Warsaw SeedCamp Event Impressions
During the Warsaw Mini-Seedcamp event a round of 20 startups from across the region had a chance to display their work, get critiqued, get advice and apply for funding. It was a good event and some of the startups were very promising. I participated as one of the mentors and panelists.
The panel discussion mostly revolved around startups addressing the global market, instead of thinking locally. I disagreed with most of the panelists — in my opinion, most companies should think locally and get started in the market they know well. Once their ideas have been shaken down and they know where they’re going, they can expand. Also, not everyone has to have a single global website: if you run a karaoke site, your Polish users won’t have much in common with your Spanish community. It makes more sense to run two separate sites using a common engine and business model.
There are several things I noticed:
- Few people know how to present well. Startup teams really should put much more work into their presentations and their message in general. It wasn’t just about the presentation, but about the message in general — in many cases it took the audience several minutes just to understand what the startup is building.
- Not enough numbers. For almost everyone “having a business model” meant “having an idea of how we can get revenue”. I didn’t see a single startup that did any serious planning. Not even a comparison of costs vs revenue. Now, I know those are early-stage companies, but still — if you want to run a company, you need to think about the business side. Even if you’re wrong, you will have at least thought about it, which will have made your idea sounder.

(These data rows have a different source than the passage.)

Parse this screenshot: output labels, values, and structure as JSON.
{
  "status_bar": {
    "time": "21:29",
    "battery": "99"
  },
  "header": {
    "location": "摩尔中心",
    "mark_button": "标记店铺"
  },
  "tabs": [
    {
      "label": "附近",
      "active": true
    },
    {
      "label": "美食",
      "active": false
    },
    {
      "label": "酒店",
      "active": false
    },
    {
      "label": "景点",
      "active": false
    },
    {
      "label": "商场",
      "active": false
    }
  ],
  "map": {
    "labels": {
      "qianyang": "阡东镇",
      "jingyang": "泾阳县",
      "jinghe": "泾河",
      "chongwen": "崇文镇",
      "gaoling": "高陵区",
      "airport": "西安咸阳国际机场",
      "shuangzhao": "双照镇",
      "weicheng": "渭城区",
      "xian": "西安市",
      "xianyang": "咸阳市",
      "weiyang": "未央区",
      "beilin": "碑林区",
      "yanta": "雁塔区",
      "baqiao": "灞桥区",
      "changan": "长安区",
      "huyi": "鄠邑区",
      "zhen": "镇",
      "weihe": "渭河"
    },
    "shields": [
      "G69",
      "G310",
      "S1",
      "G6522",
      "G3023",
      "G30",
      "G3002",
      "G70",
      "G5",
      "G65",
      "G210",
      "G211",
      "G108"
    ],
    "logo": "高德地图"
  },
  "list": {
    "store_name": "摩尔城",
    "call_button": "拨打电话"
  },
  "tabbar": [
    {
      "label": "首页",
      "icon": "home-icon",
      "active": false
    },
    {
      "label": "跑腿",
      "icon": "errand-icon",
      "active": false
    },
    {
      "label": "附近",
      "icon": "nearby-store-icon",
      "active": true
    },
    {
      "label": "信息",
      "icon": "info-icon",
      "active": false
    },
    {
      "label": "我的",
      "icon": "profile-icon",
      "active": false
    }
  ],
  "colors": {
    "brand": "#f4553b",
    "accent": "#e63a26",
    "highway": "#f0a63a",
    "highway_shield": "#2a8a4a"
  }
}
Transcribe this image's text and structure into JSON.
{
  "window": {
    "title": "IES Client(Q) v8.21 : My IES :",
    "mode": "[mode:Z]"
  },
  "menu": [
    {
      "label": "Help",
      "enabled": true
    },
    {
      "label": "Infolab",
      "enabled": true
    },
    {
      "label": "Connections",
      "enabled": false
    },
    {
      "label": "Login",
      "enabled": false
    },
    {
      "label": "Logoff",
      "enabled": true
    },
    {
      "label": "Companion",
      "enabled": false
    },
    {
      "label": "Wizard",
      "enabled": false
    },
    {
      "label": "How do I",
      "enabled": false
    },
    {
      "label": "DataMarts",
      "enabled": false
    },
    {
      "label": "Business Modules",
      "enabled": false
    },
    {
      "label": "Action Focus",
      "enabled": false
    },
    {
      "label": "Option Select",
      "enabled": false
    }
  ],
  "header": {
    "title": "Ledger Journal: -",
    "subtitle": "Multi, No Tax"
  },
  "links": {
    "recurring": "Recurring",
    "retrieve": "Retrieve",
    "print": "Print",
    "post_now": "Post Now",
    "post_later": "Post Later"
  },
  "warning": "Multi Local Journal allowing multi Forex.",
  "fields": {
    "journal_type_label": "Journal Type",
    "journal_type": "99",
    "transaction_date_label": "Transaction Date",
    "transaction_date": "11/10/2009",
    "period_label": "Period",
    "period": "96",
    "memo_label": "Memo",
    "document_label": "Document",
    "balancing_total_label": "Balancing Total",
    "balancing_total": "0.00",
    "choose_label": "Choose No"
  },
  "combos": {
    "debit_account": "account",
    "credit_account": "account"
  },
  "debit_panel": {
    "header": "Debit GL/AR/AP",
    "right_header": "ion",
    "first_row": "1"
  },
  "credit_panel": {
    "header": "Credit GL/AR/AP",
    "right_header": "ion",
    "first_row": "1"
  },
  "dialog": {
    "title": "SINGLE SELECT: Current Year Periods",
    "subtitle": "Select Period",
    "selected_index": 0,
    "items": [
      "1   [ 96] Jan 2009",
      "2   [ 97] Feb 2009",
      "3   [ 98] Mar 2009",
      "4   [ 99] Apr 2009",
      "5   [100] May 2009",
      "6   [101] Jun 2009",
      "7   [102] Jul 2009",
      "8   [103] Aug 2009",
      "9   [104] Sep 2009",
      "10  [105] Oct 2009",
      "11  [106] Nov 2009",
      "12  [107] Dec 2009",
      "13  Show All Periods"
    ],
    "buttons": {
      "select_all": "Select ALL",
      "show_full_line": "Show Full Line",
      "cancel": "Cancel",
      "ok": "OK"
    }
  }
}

- Not enough activity. This was a unique chance to have a number of experienced mentors critique startup ideas. If I were participating, I would have googled the mentors, found out about their experience, and prepared a list of questions for each one. During recess, I would also actively seek out people to talk to and network with. Few people actually did that — most founders were rather passive.
I think all of those shortcomings have a cultural background behind. There is a difference between an upbringing in the United States and Europe. Kids in the US learn to be more active and are better prepared for public events. They also get business thinking ingrained into their minds early on. This is not the case in Europe — and even though Poland is likely more entrepreneurial than the West of Europe, people’s backgrounds just aren’t the same.
I was slightly disappointed by the low number of startups: I’m sure the region can do better. I think part of the problem was that many companies saw no value in participating, thinking that since Seedcamp is about funding, and there is only funding to be had in September in London, then there is no point in coming. I’ve seen many great startups that presented their work at Aula Polska meetings, but skipped the mini-SeedCamp event.
I’m looking forward to future events of this kind, not only organized by Seedcamp, but also by others.